START RECORDS SUPPLIED
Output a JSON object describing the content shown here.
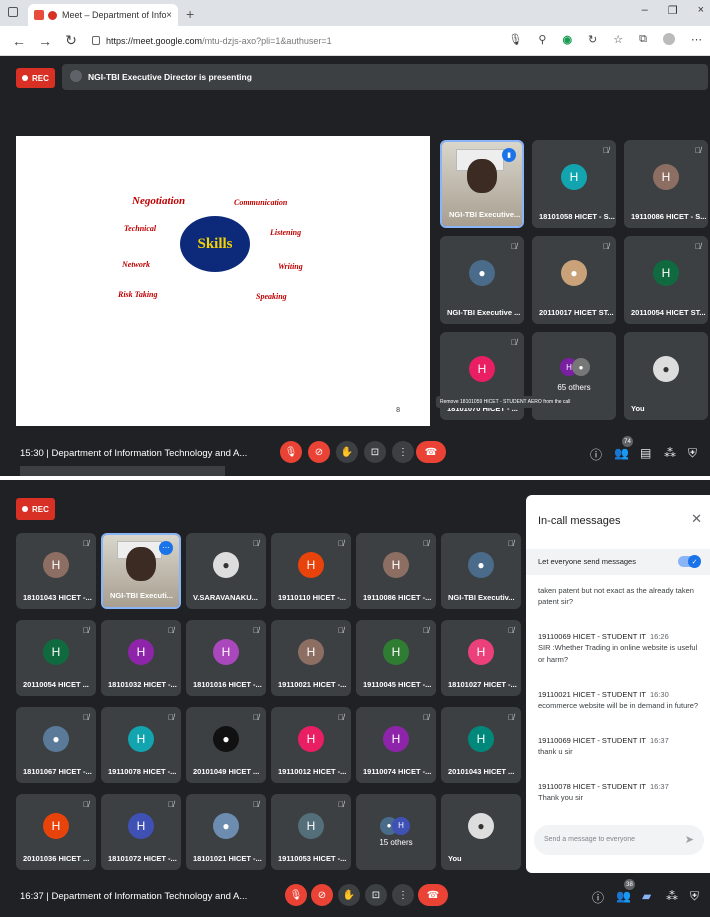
{
  "browser": {
    "tab_title": "Meet – Department of Infor",
    "tab_close": "×",
    "new_tab": "+",
    "url_host": "https://meet.google.com",
    "url_rest": "/mtu-dzjs-axo?pli=1&authuser=1",
    "win_min": "–",
    "win_max": "❐",
    "win_close": "×"
  },
  "meet1": {
    "rec": "REC",
    "presenting": "NGI-TBI Executive Director is presenting",
    "slide": {
      "center": "Skills",
      "words": [
        "Negotiation",
        "Communication",
        "Technical",
        "Listening",
        "Network",
        "Writing",
        "Risk Taking",
        "Speaking"
      ],
      "page": "8"
    },
    "tiles": [
      "NGI-TBI Executive...",
      "18101058 HICET - S...",
      "19110086 HICET - S...",
      "NGI-TBI Executive ...",
      "20110017 HICET ST...",
      "20110054 HICET ST...",
      "18101070 HICET - ..."
    ],
    "avatar_letter": "H",
    "others": "65 others",
    "you": "You",
    "tooltip": "Remove 18101059 HICET - STUDENT AERO from the call",
    "time_title": "15:30  |  Department of Information Technology and A...",
    "people_count": "74"
  },
  "meet2": {
    "rec": "REC",
    "tiles": [
      "18101043 HICET -...",
      "NGI-TBI Executi...",
      "V.SARAVANAKU...",
      "19110110 HICET -...",
      "19110086 HICET -...",
      "NGI-TBI Executiv...",
      "20110054 HICET ...",
      "18101032 HICET -...",
      "18101016 HICET -...",
      "19110021 HICET -...",
      "19110045 HICET -...",
      "18101027 HICET -...",
      "18101067 HICET -...",
      "19110078 HICET -...",
      "20101049 HICET ...",
      "19110012 HICET -...",
      "19110074 HICET -...",
      "20101043 HICET ...",
      "20101036 HICET ...",
      "18101072 HICET -...",
      "18101021 HICET -...",
      "19110053 HICET -..."
    ],
    "avatar_letter": "H",
    "others": "15 others",
    "you": "You",
    "time_title": "16:37  |  Department of Information Technology and A...",
    "people_count": "38"
  },
  "chat": {
    "title": "In-call messages",
    "let_everyone": "Let everyone send messages",
    "partial": "taken patent but not exact as the already taken patent sir?",
    "messages": [
      {
        "sender": "19110069 HICET - STUDENT IT",
        "time": "16:26",
        "text": "SIR :Whether Trading in online website is useful or harm?"
      },
      {
        "sender": "19110021 HICET - STUDENT IT",
        "time": "16:30",
        "text": "ecommerce  website will  be in demand in future?"
      },
      {
        "sender": "19110069 HICET - STUDENT IT",
        "time": "16:37",
        "text": "thank u sir"
      },
      {
        "sender": "19110078 HICET - STUDENT IT",
        "time": "16:37",
        "text": "Thank you sir"
      }
    ],
    "placeholder": "Send a message to everyone"
  },
  "colors": {
    "meet_bg": "#202124",
    "tile_bg": "#3c4043",
    "rec_red": "#d93025",
    "end_red": "#ea4335",
    "accent_blue": "#1a73e8"
  }
}
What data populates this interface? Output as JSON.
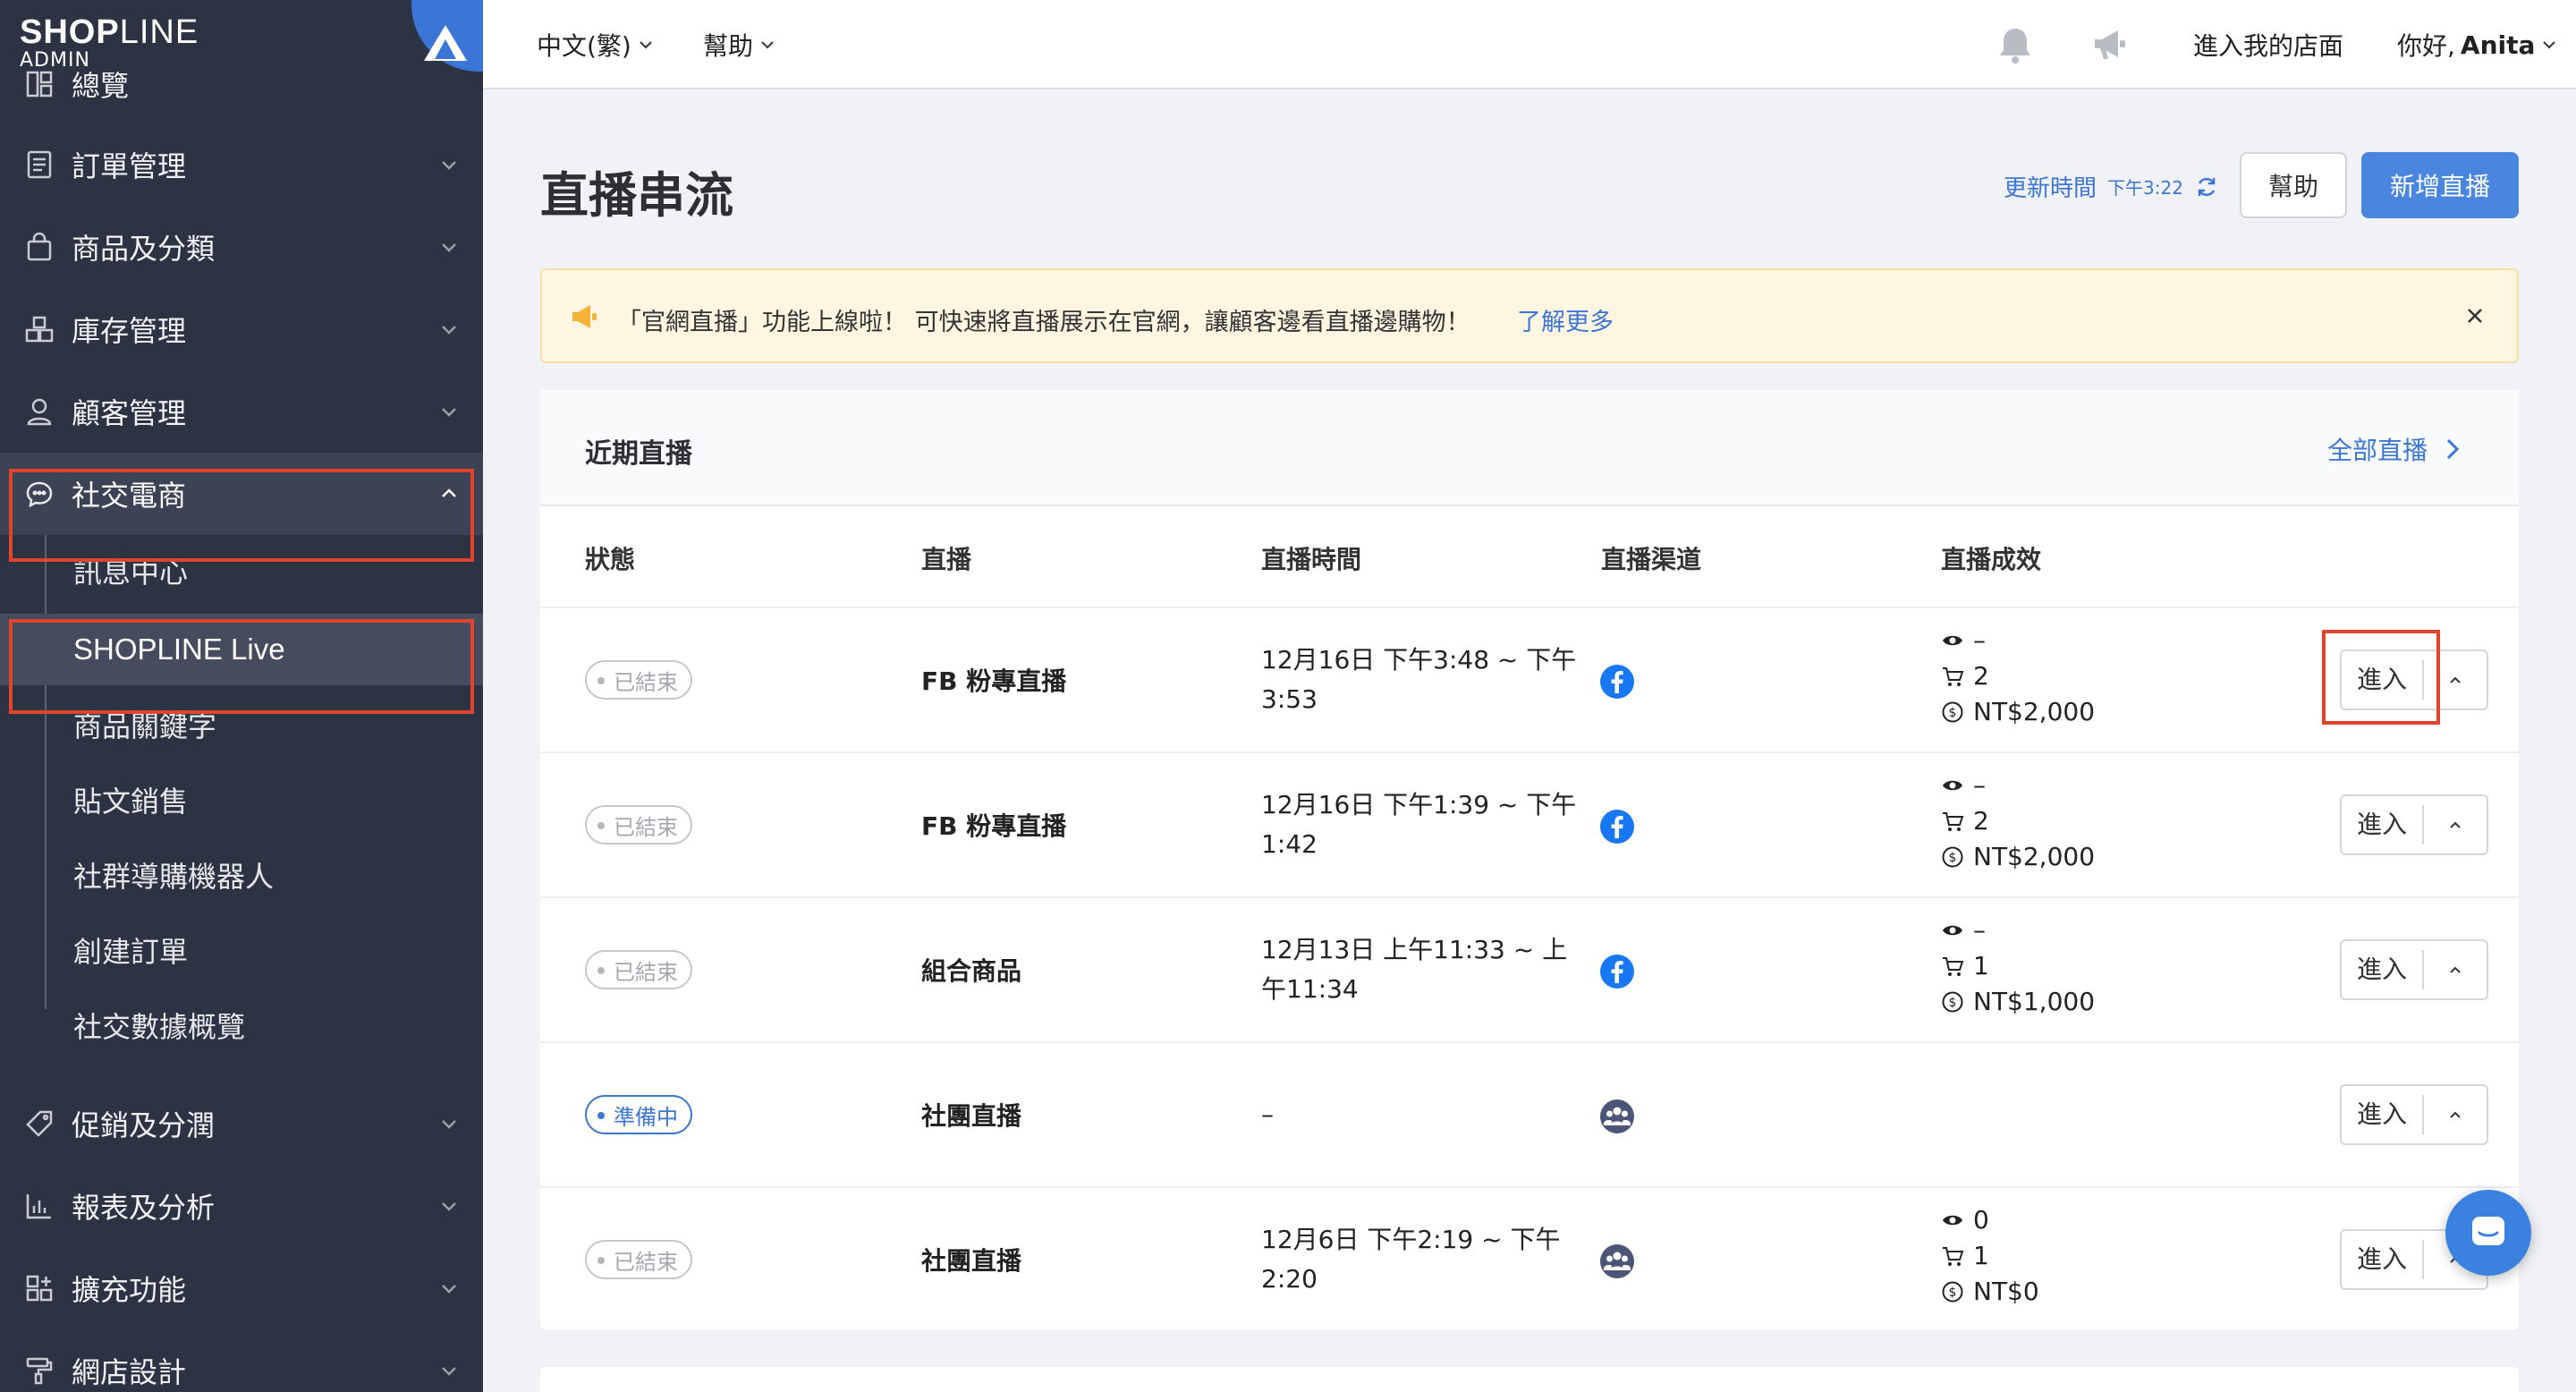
{
  "sidebar": {
    "brand": "SHOPLINE",
    "brand_part1": "SHOP",
    "brand_part2": "LINE",
    "brand_sub": "ADMIN",
    "items": [
      {
        "label": "總覽",
        "icon": "dashboard-icon"
      },
      {
        "label": "訂單管理",
        "icon": "order-icon"
      },
      {
        "label": "商品及分類",
        "icon": "shopping-bag-icon"
      },
      {
        "label": "庫存管理",
        "icon": "inventory-icon"
      },
      {
        "label": "顧客管理",
        "icon": "user-icon"
      },
      {
        "label": "社交電商",
        "icon": "chat-bubble-icon"
      },
      {
        "label": "促銷及分潤",
        "icon": "tag-icon"
      },
      {
        "label": "報表及分析",
        "icon": "chart-icon"
      },
      {
        "label": "擴充功能",
        "icon": "apps-icon"
      },
      {
        "label": "網店設計",
        "icon": "paint-roller-icon"
      }
    ],
    "sub_items": [
      "訊息中心",
      "SHOPLINE Live",
      "商品關鍵字",
      "貼文銷售",
      "社群導購機器人",
      "創建訂單",
      "社交數據概覽"
    ]
  },
  "topbar": {
    "language": "中文(繁)",
    "help": "幫助",
    "enter_store": "進入我的店面",
    "greeting": "你好,",
    "user": "Anita"
  },
  "page": {
    "title": "直播串流",
    "update_label": "更新時間",
    "update_time": "下午3:22",
    "help_button": "幫助",
    "new_button": "新增直播"
  },
  "banner": {
    "message": "「官網直播」功能上線啦！ 可快速將直播展示在官網，讓顧客邊看直播邊購物！",
    "link": "了解更多"
  },
  "recent": {
    "title": "近期直播",
    "all_link": "全部直播",
    "columns": [
      "狀態",
      "直播",
      "直播時間",
      "直播渠道",
      "直播成效"
    ],
    "enter_label": "進入",
    "rows": [
      {
        "status": "已結束",
        "name": "FB 粉專直播",
        "time": "12月16日 下午3:48 ~ 下午3:53",
        "channel": "facebook",
        "views": "–",
        "orders": "2",
        "revenue": "NT$2,000"
      },
      {
        "status": "已結束",
        "name": "FB 粉專直播",
        "time": "12月16日 下午1:39 ~ 下午1:42",
        "channel": "facebook",
        "views": "–",
        "orders": "2",
        "revenue": "NT$2,000"
      },
      {
        "status": "已結束",
        "name": "組合商品",
        "time": "12月13日 上午11:33 ~ 上午11:34",
        "channel": "facebook",
        "views": "–",
        "orders": "1",
        "revenue": "NT$1,000"
      },
      {
        "status": "準備中",
        "name": "社團直播",
        "time": "–",
        "channel": "group",
        "views": "",
        "orders": "",
        "revenue": ""
      },
      {
        "status": "已結束",
        "name": "社團直播",
        "time": "12月6日 下午2:19 ~ 下午2:20",
        "channel": "group",
        "views": "0",
        "orders": "1",
        "revenue": "NT$0"
      }
    ]
  },
  "colors": {
    "sidebar_bg": "#2c3342",
    "accent": "#3b76d6",
    "highlight": "#e0452b",
    "banner_bg": "#fff6e1"
  }
}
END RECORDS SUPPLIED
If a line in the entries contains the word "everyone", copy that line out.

    "let_everyone": "Let everyone send messages",
    "placeholder": "Send a message to everyone"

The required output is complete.